Problem to solve: Repeat the data below word for word.

Given records:
-------
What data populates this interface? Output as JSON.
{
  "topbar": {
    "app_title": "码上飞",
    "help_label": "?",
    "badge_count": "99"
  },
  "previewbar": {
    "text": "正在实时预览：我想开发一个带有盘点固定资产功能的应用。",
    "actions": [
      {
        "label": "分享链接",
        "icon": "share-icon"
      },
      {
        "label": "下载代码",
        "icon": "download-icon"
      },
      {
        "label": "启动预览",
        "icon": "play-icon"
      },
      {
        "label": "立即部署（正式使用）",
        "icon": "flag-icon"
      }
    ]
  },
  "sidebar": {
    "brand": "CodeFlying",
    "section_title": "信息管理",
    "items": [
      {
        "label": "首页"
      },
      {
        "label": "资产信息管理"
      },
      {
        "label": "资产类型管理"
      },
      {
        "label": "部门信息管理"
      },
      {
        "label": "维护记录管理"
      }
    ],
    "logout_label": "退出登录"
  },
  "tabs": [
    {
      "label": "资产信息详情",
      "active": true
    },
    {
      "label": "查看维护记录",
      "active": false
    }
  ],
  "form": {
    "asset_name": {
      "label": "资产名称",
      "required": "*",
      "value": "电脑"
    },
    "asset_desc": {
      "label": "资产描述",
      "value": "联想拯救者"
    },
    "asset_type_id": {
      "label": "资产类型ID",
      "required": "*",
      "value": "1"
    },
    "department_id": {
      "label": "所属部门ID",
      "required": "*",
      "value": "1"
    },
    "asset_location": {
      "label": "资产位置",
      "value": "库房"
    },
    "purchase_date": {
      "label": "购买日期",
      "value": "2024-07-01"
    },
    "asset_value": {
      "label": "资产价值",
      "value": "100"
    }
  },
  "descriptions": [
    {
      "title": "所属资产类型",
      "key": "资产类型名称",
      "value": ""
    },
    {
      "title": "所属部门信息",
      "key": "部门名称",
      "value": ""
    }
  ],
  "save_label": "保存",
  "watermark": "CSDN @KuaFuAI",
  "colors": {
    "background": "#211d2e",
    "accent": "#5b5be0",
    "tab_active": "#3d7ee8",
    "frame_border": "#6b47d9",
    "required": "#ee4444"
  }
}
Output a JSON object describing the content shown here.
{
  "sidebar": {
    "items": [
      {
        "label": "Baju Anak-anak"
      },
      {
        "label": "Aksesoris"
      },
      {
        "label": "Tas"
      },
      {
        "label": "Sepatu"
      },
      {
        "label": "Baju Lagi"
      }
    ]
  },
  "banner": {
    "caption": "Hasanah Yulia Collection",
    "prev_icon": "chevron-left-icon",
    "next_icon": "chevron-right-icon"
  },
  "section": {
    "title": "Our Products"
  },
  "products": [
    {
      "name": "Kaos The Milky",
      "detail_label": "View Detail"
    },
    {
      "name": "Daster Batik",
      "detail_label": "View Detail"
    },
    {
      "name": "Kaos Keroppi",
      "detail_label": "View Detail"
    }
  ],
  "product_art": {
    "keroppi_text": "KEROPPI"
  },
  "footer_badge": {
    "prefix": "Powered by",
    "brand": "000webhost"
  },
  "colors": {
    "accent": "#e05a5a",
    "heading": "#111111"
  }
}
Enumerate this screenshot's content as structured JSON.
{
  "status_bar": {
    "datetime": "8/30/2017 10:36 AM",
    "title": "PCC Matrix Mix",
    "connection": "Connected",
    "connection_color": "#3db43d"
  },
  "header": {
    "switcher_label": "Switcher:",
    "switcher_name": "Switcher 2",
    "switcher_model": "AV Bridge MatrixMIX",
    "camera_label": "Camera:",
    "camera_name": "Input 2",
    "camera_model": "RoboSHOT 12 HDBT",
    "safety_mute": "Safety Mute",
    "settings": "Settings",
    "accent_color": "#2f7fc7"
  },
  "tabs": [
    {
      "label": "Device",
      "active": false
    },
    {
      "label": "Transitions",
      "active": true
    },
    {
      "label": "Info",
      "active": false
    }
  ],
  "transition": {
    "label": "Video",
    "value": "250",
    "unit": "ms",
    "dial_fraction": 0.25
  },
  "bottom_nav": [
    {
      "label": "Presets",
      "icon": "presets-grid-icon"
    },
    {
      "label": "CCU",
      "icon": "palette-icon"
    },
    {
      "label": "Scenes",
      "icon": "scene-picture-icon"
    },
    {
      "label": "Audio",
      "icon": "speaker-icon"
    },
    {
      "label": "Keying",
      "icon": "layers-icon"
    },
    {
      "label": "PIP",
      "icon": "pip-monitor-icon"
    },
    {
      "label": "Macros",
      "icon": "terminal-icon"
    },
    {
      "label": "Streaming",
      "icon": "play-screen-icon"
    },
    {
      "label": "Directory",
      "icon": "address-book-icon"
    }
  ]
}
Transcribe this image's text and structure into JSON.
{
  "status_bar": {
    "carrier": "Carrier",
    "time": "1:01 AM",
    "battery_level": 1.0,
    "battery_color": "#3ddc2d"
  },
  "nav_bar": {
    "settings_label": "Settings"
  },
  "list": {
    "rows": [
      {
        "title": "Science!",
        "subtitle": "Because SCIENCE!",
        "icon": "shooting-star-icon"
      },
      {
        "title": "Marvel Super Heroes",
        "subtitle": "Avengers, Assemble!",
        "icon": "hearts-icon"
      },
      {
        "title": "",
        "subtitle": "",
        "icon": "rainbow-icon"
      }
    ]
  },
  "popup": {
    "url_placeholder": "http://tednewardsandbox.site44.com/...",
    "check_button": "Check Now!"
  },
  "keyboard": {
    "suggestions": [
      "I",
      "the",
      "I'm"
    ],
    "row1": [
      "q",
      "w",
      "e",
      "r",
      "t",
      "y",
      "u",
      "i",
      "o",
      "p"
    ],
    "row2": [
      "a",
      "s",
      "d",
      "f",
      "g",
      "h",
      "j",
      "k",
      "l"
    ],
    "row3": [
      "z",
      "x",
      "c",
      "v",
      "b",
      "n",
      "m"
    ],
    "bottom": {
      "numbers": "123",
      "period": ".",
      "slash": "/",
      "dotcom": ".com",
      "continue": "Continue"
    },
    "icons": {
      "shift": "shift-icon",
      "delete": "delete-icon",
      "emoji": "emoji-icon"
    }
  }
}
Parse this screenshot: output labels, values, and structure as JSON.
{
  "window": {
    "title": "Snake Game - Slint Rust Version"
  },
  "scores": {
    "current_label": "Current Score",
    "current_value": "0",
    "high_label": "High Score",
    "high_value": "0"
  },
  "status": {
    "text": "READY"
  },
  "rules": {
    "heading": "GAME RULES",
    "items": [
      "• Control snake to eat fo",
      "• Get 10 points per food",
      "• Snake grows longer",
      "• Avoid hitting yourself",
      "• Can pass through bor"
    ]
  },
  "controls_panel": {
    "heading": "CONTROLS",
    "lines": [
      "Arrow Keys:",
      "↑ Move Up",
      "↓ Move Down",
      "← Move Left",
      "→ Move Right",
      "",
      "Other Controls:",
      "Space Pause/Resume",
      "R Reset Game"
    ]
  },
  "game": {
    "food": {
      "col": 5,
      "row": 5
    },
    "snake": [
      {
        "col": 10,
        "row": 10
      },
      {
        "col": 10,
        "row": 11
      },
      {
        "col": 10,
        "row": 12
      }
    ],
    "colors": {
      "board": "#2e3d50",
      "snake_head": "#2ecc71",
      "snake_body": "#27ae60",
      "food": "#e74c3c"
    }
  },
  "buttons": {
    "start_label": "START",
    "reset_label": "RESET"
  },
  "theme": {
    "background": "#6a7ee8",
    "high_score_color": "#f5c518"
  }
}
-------
The completed task:
What data populates this interface? Output as JSON.
{
  "topbar": {
    "app_title": "码上飞",
    "help_label": "?",
    "badge_count": "99"
  },
  "previewbar": {
    "text": "正在实时预览：我想开发一个带有盘点固定资产功能的应用。",
    "actions": [
      {
        "label": "分享链接",
        "icon": "share-icon"
      },
      {
        "label": "下载代码",
        "icon": "download-icon"
      },
      {
        "label": "启动预览",
        "icon": "play-icon"
      },
      {
        "label": "立即部署（正式使用）",
        "icon": "flag-icon"
      }
    ]
  },
  "sidebar": {
    "brand": "CodeFlying",
    "section_title": "信息管理",
    "items": [
      {
        "label": "首页"
      },
      {
        "label": "资产信息管理"
      },
      {
        "label": "资产类型管理"
      },
      {
        "label": "部门信息管理"
      },
      {
        "label": "维护记录管理"
      }
    ],
    "logout_label": "退出登录"
  },
  "tabs": [
    {
      "label": "资产信息详情",
      "active": true
    },
    {
      "label": "查看维护记录",
      "active": false
    }
  ],
  "form": {
    "asset_name": {
      "label": "资产名称",
      "required": "*",
      "value": "电脑"
    },
    "asset_desc": {
      "label": "资产描述",
      "value": "联想拯救者"
    },
    "asset_type_id": {
      "label": "资产类型ID",
      "required": "*",
      "value": "1"
    },
    "department_id": {
      "label": "所属部门ID",
      "required": "*",
      "value": "1"
    },
    "asset_location": {
      "label": "资产位置",
      "value": "库房"
    },
    "purchase_date": {
      "label": "购买日期",
      "value": "2024-07-01"
    },
    "asset_value": {
      "label": "资产价值",
      "value": "100"
    }
  },
  "descriptions": [
    {
      "title": "所属资产类型",
      "key": "资产类型名称",
      "value": ""
    },
    {
      "title": "所属部门信息",
      "key": "部门名称",
      "value": ""
    }
  ],
  "save_label": "保存",
  "watermark": "CSDN @KuaFuAI",
  "colors": {
    "background": "#211d2e",
    "accent": "#5b5be0",
    "tab_active": "#3d7ee8",
    "frame_border": "#6b47d9",
    "required": "#ee4444"
  }
}
Output a JSON object describing the content shown here.
{
  "sidebar": {
    "items": [
      {
        "label": "Baju Anak-anak"
      },
      {
        "label": "Aksesoris"
      },
      {
        "label": "Tas"
      },
      {
        "label": "Sepatu"
      },
      {
        "label": "Baju Lagi"
      }
    ]
  },
  "banner": {
    "caption": "Hasanah Yulia Collection",
    "prev_icon": "chevron-left-icon",
    "next_icon": "chevron-right-icon"
  },
  "section": {
    "title": "Our Products"
  },
  "products": [
    {
      "name": "Kaos The Milky",
      "detail_label": "View Detail"
    },
    {
      "name": "Daster Batik",
      "detail_label": "View Detail"
    },
    {
      "name": "Kaos Keroppi",
      "detail_label": "View Detail"
    }
  ],
  "product_art": {
    "keroppi_text": "KEROPPI"
  },
  "footer_badge": {
    "prefix": "Powered by",
    "brand": "000webhost"
  },
  "colors": {
    "accent": "#e05a5a",
    "heading": "#111111"
  }
}
Enumerate this screenshot's content as structured JSON.
{
  "status_bar": {
    "datetime": "8/30/2017 10:36 AM",
    "title": "PCC Matrix Mix",
    "connection": "Connected",
    "connection_color": "#3db43d"
  },
  "header": {
    "switcher_label": "Switcher:",
    "switcher_name": "Switcher 2",
    "switcher_model": "AV Bridge MatrixMIX",
    "camera_label": "Camera:",
    "camera_name": "Input 2",
    "camera_model": "RoboSHOT 12 HDBT",
    "safety_mute": "Safety Mute",
    "settings": "Settings",
    "accent_color": "#2f7fc7"
  },
  "tabs": [
    {
      "label": "Device",
      "active": false
    },
    {
      "label": "Transitions",
      "active": true
    },
    {
      "label": "Info",
      "active": false
    }
  ],
  "transition": {
    "label": "Video",
    "value": "250",
    "unit": "ms",
    "dial_fraction": 0.25
  },
  "bottom_nav": [
    {
      "label": "Presets",
      "icon": "presets-grid-icon"
    },
    {
      "label": "CCU",
      "icon": "palette-icon"
    },
    {
      "label": "Scenes",
      "icon": "scene-picture-icon"
    },
    {
      "label": "Audio",
      "icon": "speaker-icon"
    },
    {
      "label": "Keying",
      "icon": "layers-icon"
    },
    {
      "label": "PIP",
      "icon": "pip-monitor-icon"
    },
    {
      "label": "Macros",
      "icon": "terminal-icon"
    },
    {
      "label": "Streaming",
      "icon": "play-screen-icon"
    },
    {
      "label": "Directory",
      "icon": "address-book-icon"
    }
  ]
}
Transcribe this image's text and structure into JSON.
{
  "status_bar": {
    "carrier": "Carrier",
    "time": "1:01 AM",
    "battery_level": 1.0,
    "battery_color": "#3ddc2d"
  },
  "nav_bar": {
    "settings_label": "Settings"
  },
  "list": {
    "rows": [
      {
        "title": "Science!",
        "subtitle": "Because SCIENCE!",
        "icon": "shooting-star-icon"
      },
      {
        "title": "Marvel Super Heroes",
        "subtitle": "Avengers, Assemble!",
        "icon": "hearts-icon"
      },
      {
        "title": "",
        "subtitle": "",
        "icon": "rainbow-icon"
      }
    ]
  },
  "popup": {
    "url_placeholder": "http://tednewardsandbox.site44.com/...",
    "check_button": "Check Now!"
  },
  "keyboard": {
    "suggestions": [
      "I",
      "the",
      "I'm"
    ],
    "row1": [
      "q",
      "w",
      "e",
      "r",
      "t",
      "y",
      "u",
      "i",
      "o",
      "p"
    ],
    "row2": [
      "a",
      "s",
      "d",
      "f",
      "g",
      "h",
      "j",
      "k",
      "l"
    ],
    "row3": [
      "z",
      "x",
      "c",
      "v",
      "b",
      "n",
      "m"
    ],
    "bottom": {
      "numbers": "123",
      "period": ".",
      "slash": "/",
      "dotcom": ".com",
      "continue": "Continue"
    },
    "icons": {
      "shift": "shift-icon",
      "delete": "delete-icon",
      "emoji": "emoji-icon"
    }
  }
}
Parse this screenshot: output labels, values, and structure as JSON.
{
  "window": {
    "title": "Snake Game - Slint Rust Version"
  },
  "scores": {
    "current_label": "Current Score",
    "current_value": "0",
    "high_label": "High Score",
    "high_value": "0"
  },
  "status": {
    "text": "READY"
  },
  "rules": {
    "heading": "GAME RULES",
    "items": [
      "• Control snake to eat fo",
      "• Get 10 points per food",
      "• Snake grows longer",
      "• Avoid hitting yourself",
      "• Can pass through bor"
    ]
  },
  "controls_panel": {
    "heading": "CONTROLS",
    "lines": [
      "Arrow Keys:",
      "↑ Move Up",
      "↓ Move Down",
      "← Move Left",
      "→ Move Right",
      "",
      "Other Controls:",
      "Space Pause/Resume",
      "R Reset Game"
    ]
  },
  "game": {
    "food": {
      "col": 5,
      "row": 5
    },
    "snake": [
      {
        "col": 10,
        "row": 10
      },
      {
        "col": 10,
        "row": 11
      },
      {
        "col": 10,
        "row": 12
      }
    ],
    "colors": {
      "board": "#2e3d50",
      "snake_head": "#2ecc71",
      "snake_body": "#27ae60",
      "food": "#e74c3c"
    }
  },
  "buttons": {
    "start_label": "START",
    "reset_label": "RESET"
  },
  "theme": {
    "background": "#6a7ee8",
    "high_score_color": "#f5c518"
  }
}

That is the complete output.